Please reproduce the entries exactly as they appear below, but not the pictures.

§ **Supplied material**:
· · · · · · ·

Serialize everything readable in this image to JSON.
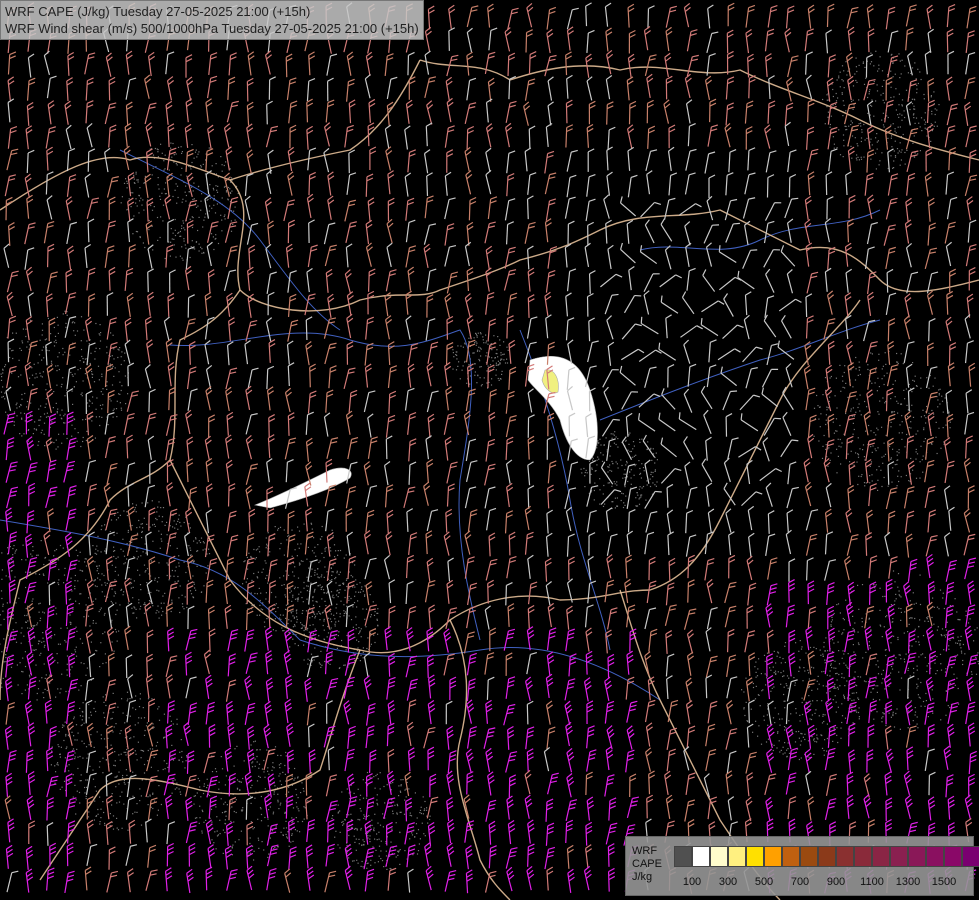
{
  "header": {
    "line1": "WRF CAPE (J/kg) Tuesday 27-05-2025 21:00 (+15h)",
    "line2": "WRF Wind shear (m/s) 500/1000hPa Tuesday 27-05-2025 21:00 (+15h)"
  },
  "legend": {
    "title1": "WRF",
    "title2": "CAPE",
    "title3": "J/kg",
    "ticks": [
      "100",
      "300",
      "500",
      "700",
      "900",
      "1100",
      "1300",
      "1500"
    ],
    "colors": [
      "#505050",
      "#ffffff",
      "#fffccc",
      "#fff080",
      "#ffe000",
      "#ffa000",
      "#c06010",
      "#9a4a10",
      "#8b3a1a",
      "#8a3030",
      "#8a2a3a",
      "#8a2545",
      "#8a2050",
      "#8a1858",
      "#8a1060",
      "#8a0868",
      "#7a0070"
    ]
  },
  "colors": {
    "barb_low": "#c8c8c8",
    "barb_mid": "#c8806a",
    "barb_high": "#d27a78",
    "barb_extreme": "#e020e8",
    "border": "#f0c8a0",
    "river": "#4060c0"
  }
}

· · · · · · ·

§ **Finished task**:
Serialize everything readable in this image to JSON.
{
  "header": {
    "line1": "WRF CAPE (J/kg) Tuesday 27-05-2025 21:00 (+15h)",
    "line2": "WRF Wind shear (m/s) 500/1000hPa Tuesday 27-05-2025 21:00 (+15h)"
  },
  "legend": {
    "title1": "WRF",
    "title2": "CAPE",
    "title3": "J/kg",
    "ticks": [
      "100",
      "300",
      "500",
      "700",
      "900",
      "1100",
      "1300",
      "1500"
    ],
    "colors": [
      "#505050",
      "#ffffff",
      "#fffccc",
      "#fff080",
      "#ffe000",
      "#ffa000",
      "#c06010",
      "#9a4a10",
      "#8b3a1a",
      "#8a3030",
      "#8a2a3a",
      "#8a2545",
      "#8a2050",
      "#8a1858",
      "#8a1060",
      "#8a0868",
      "#7a0070"
    ]
  },
  "colors": {
    "barb_low": "#c8c8c8",
    "barb_mid": "#c8806a",
    "barb_high": "#d27a78",
    "barb_extreme": "#e020e8",
    "border": "#f0c8a0",
    "river": "#4060c0"
  }
}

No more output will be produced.